On the seventh floor Ron Arad creates a round bed, for as he explains: "You don't go to a hotel to be at home. Otherwise you might as well stay at home". On the eighth floor Kathryn Findlay creates a meditative environment where one feels as if floating "in clouds and coged by wind blowing over snow". With Findlay, Jason Bruges created interactive light installations in the entrance hall and corridors that react to guests" passage.
On the ninth floor, Richard Gluckman experiments with an unusual, eclectic collage of materials.
Arata Isozaki is waiting for us on the tenth floor with a room featuring clear, clean, linear motifs inspired by the words of Junichiro Tanizaki, author of In Praise of Shadows (1935), in which he describes the sensation created by "darkening walls, plunging into the shadows that which is too visible, stripping out from the interior all superfluous decor." Isozaki expresses the gentleness of light in Japanese architecture with a room characterised by shadows - discretely diffuse, dense, enclosing.
The eleventh floor is by Javier Mariscal and Fernando Salas, who draw on the vocabulary of graphics in their rooms.
Our tour ends on the twelfth floor with the architect we started with, Jean Nouvel. Here the French architect is inspired by Japanese interiors: glass panels enclose a series of erotic photographs by Nobuyoshi Araki and Frenchman Alain Fleischer.
Hotel Puerta America is a lively theatre of experimentation with philosophies, tastes, ideas and concepts which are all different yet capable of working together, with great communicative power.
"It is a utopian hotel, a Statue of Liberty, an open book", says Spanish architect Felipe Saez de Gordoa, who was also involved in this multilingual project.

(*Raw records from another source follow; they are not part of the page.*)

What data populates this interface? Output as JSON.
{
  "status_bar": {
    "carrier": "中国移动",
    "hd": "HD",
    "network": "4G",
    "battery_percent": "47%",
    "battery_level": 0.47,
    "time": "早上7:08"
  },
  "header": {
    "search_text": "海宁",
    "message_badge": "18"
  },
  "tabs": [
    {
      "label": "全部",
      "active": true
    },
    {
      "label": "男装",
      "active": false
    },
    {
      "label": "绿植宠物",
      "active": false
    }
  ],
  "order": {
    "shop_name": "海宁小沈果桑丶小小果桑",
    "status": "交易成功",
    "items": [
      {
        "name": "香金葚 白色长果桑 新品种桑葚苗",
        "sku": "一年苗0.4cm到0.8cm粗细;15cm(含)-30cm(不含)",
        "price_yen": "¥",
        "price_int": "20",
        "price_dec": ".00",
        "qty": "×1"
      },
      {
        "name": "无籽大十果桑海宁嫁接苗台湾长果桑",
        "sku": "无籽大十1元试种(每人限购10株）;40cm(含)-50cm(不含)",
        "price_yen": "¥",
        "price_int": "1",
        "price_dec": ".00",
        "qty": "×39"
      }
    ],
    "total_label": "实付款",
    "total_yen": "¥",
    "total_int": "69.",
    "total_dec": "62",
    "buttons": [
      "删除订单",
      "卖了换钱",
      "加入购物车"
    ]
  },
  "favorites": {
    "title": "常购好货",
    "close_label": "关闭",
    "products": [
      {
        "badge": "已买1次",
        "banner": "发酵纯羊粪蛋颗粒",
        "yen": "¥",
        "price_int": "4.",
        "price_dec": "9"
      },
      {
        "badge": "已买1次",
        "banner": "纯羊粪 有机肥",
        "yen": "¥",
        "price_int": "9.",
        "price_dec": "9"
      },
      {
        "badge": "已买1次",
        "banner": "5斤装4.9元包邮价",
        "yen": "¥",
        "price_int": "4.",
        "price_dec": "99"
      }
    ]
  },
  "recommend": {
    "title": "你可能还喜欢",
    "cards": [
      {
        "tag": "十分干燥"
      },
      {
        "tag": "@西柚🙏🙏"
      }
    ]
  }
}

Hotel Puerta America
Avenida America, 41
Tel. +34 91 7445400
Fax + 34 917 445401